As much as I truly do like what hospital medicine represents, I have come to the very strong conclusion that there are greener pastures.
As the days of my contract tick ever-so-slowly away, I wonder how soon is too soon to seriously start the job hunt. Given that I'm looking to geographically relocate a not-insignificant distance, and that I really don't even have a solid idea about what state I'm shooting for, I figure it's not too early to put the feelers out and ask for some courtesy tours.
But I did get a lil bummed out by some of the Sermo posts talking about how it took one guy 3 hospitalist jobs before he found one he was happy in. For reasons mostly out of my control, I think I've had more jobs post-residency than I had before it. It would be nice to settle down in a position that I can think of as a career rather than a means-to-an-end.
As a lifelong Midwesterner who has lived in some pretty great Midwestern cities, I'm bracing myself to find that as the Quality-of-Life index goes up, the quality of the hospitalist job plummets. Maybe that's not universally true. But as someone who lives in a great city and commutes to work in a town precious few would voluntarily choose to live in, I can tell you that small town hospitalist jobs can be as malignant as any in a cosmopolitan city. (Even if you've read your contract with a fine-toothed comb.)
I suppose I need to decide if I would ever work directly for a hospital again. As many cons as that comes with, one of the most regal screw-jobs I've ever heard of came at the hands of a private physician group (granted, that friend is in Emergency Medicine, so maybe that's more par for the course).
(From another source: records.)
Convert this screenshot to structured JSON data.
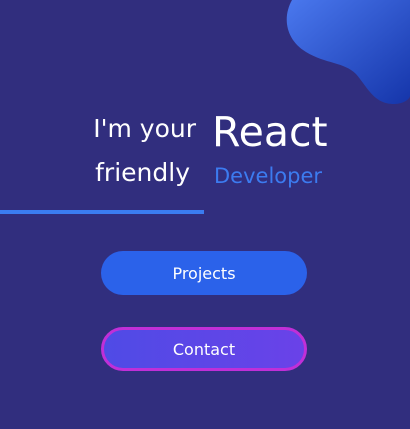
{
  "hero": {
    "greeting_line1": "I'm your",
    "greeting_line2": "friendly",
    "role_main": "React",
    "role_sub": "Developer"
  },
  "buttons": {
    "projects": "Projects",
    "contact": "Contact"
  },
  "colors": {
    "background": "#312e7e",
    "accent_blue": "#3b7cf0",
    "button_primary": "#2b62ea",
    "button_secondary_border": "#c02fd8",
    "blob_dark": "#1633a8",
    "blob_light": "#3d68e8"
  }
}
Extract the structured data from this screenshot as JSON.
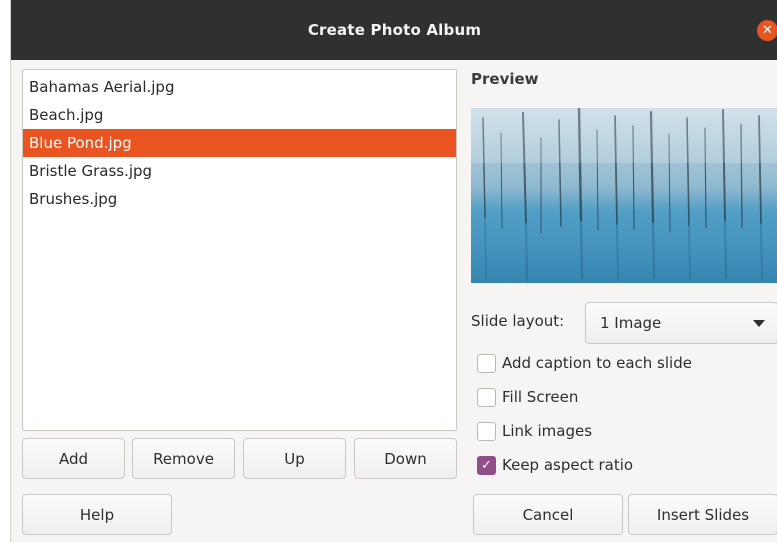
{
  "dialog": {
    "title": "Create Photo Album",
    "close_icon": "close-icon"
  },
  "files": [
    {
      "name": "Bahamas Aerial.jpg",
      "selected": false
    },
    {
      "name": "Beach.jpg",
      "selected": false
    },
    {
      "name": "Blue Pond.jpg",
      "selected": true
    },
    {
      "name": "Bristle Grass.jpg",
      "selected": false
    },
    {
      "name": "Brushes.jpg",
      "selected": false
    }
  ],
  "list_buttons": {
    "add": "Add",
    "remove": "Remove",
    "up": "Up",
    "down": "Down"
  },
  "preview": {
    "label": "Preview"
  },
  "slide_layout": {
    "label": "Slide layout:",
    "value": "1 Image"
  },
  "options": {
    "caption": {
      "label": "Add caption to each slide",
      "checked": false
    },
    "fill_screen": {
      "label": "Fill Screen",
      "checked": false
    },
    "link_images": {
      "label": "Link images",
      "checked": false
    },
    "keep_aspect": {
      "label": "Keep aspect ratio",
      "checked": true
    }
  },
  "footer": {
    "help": "Help",
    "cancel": "Cancel",
    "insert": "Insert Slides"
  },
  "colors": {
    "accent": "#e95420",
    "checkbox_checked": "#924d8b",
    "titlebar": "#303030"
  }
}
I'm glad I've found a profession I like. Now I need to find the good peeps I want to work in a town I want to hang my hat for years.